The first week in May marks a movement for the consideration of the problems of youth. Youths who left school a decade ago, and those now leaving, had, and have, reasonable chances of securing jobs. But many who left in the bad years of depression missed the normal chance to learn a trade and secure employment.
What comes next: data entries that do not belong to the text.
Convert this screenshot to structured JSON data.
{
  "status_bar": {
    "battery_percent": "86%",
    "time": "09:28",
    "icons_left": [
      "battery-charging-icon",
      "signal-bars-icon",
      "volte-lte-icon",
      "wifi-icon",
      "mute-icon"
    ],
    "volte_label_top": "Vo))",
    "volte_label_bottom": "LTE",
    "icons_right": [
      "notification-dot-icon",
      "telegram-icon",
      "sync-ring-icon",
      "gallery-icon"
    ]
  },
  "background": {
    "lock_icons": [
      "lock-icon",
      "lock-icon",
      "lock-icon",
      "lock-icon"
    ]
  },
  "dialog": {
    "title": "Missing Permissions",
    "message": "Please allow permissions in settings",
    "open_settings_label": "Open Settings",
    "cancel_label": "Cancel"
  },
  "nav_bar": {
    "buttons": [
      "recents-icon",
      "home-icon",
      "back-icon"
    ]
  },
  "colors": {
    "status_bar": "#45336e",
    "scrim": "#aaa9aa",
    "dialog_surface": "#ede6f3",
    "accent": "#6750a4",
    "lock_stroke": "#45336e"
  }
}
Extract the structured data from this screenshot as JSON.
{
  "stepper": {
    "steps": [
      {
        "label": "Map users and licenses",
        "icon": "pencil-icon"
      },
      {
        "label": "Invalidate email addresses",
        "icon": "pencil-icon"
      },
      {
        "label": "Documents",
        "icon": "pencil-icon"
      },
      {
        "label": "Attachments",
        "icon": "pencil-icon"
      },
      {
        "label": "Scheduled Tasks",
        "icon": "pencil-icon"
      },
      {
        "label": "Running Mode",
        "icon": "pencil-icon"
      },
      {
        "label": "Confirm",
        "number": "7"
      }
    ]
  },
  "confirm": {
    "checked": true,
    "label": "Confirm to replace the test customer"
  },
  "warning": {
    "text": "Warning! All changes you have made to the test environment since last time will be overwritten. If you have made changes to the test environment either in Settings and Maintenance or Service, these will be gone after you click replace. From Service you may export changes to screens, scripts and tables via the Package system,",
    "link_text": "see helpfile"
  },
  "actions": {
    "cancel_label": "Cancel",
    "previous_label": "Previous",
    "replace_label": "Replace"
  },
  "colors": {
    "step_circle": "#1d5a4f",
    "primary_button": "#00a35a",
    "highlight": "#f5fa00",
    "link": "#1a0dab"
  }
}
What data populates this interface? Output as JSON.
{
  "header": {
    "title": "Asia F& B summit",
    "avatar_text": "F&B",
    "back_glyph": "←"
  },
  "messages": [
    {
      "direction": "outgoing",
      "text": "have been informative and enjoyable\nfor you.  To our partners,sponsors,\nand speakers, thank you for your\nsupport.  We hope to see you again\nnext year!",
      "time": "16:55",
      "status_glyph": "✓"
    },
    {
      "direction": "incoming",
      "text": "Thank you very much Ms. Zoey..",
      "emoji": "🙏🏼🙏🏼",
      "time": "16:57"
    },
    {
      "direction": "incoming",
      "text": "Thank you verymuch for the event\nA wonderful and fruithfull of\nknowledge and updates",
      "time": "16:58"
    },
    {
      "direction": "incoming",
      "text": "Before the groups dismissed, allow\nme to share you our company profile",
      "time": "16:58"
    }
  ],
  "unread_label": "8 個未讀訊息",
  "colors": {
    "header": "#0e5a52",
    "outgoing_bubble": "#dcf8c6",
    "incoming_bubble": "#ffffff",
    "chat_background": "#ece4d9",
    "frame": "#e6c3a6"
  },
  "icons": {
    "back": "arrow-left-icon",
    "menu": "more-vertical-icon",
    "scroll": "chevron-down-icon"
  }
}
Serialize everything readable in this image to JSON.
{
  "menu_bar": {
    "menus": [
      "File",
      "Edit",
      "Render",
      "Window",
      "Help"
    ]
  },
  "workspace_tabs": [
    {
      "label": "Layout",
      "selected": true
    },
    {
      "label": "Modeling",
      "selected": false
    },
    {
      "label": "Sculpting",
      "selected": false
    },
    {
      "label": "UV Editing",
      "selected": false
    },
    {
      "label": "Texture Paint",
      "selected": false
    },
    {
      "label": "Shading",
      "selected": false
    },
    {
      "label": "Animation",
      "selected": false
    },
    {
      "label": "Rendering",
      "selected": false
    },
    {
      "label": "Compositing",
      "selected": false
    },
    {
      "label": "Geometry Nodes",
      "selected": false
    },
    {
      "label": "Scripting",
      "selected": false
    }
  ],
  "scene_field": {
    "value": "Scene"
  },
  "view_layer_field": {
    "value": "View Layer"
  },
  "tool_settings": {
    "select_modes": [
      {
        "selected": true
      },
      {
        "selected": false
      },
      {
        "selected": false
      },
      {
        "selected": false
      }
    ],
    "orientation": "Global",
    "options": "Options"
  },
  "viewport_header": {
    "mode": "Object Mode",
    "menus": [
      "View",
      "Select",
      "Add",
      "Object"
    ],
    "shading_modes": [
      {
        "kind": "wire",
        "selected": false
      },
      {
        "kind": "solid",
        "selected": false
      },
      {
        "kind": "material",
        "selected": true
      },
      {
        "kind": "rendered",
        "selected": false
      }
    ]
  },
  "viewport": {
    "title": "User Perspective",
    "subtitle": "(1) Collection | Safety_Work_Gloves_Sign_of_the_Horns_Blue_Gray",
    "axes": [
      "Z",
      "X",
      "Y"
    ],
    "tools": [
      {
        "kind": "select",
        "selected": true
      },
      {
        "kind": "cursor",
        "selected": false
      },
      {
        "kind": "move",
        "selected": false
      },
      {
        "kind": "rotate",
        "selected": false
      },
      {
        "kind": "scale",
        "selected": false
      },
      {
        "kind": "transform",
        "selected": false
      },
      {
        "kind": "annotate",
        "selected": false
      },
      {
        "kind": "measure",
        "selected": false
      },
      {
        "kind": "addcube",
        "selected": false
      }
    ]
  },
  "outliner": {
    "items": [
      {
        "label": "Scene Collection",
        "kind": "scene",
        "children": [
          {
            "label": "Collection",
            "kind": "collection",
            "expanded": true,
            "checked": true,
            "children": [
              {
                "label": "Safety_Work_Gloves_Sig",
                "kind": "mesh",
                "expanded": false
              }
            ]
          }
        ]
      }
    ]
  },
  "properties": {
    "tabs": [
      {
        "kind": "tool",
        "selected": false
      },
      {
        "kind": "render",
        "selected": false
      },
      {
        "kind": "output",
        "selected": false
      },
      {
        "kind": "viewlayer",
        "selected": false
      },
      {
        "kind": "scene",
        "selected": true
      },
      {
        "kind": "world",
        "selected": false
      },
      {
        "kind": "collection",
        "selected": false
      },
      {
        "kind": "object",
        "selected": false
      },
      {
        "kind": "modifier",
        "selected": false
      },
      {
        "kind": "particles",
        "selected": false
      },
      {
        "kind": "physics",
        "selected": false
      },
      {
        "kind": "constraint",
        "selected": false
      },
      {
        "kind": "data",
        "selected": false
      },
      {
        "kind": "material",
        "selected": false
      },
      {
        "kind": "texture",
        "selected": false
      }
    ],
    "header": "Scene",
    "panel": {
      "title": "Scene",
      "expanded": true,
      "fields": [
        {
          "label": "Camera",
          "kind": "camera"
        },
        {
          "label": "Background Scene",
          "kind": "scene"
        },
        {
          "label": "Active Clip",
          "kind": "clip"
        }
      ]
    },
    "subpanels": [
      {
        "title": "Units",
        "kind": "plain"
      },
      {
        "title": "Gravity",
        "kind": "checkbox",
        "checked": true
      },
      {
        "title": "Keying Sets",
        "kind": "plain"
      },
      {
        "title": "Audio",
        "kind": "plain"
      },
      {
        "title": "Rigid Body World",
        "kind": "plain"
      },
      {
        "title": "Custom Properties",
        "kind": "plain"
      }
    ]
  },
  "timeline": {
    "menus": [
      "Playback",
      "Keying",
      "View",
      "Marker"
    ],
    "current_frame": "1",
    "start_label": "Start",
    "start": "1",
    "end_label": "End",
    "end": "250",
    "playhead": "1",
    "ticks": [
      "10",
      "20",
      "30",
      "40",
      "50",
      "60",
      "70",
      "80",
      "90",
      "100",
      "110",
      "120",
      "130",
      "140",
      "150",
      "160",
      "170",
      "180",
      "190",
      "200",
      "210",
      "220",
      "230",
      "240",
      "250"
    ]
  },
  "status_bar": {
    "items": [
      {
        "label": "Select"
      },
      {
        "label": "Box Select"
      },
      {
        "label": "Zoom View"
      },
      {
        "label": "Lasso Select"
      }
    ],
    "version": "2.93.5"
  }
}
Young Benjamin left school this year And stepped right in a job; And he starts in hope of a life career, Like his eldest brother, Bob. But Sam, the lad who came between, Born in the fateful year 'thirteen, Still vainly seeks a place; And the mark of his fate, too plainly seen, Dawns in his listless face. For Sam was born in a black year, In the year of the world's black rage To rob his youth of childish mirth; And another curse was on the earth In the year he came of age. War and depression, this grim twain, Have clouded life for a bright young brain. Life smiles for Benjamin and Bob, Each lucky in his age; But the count of years falls ill to rob Same of his heritage: Too old for a youth's apprenticeship, Untrained, too young for a man's firm grip, Tho' a man in stature grown, He lives to see his chances slip, Thro' no fault of his own. For Sam was born in a black year, In a black year came from school. But we who know past years of ease Hold stern responsibilities Ere his youthful ardors cool. Ours is the duty, ours the task To yield what youth has right to ask.
|Copyright © Perry Middlemiss 2002-06|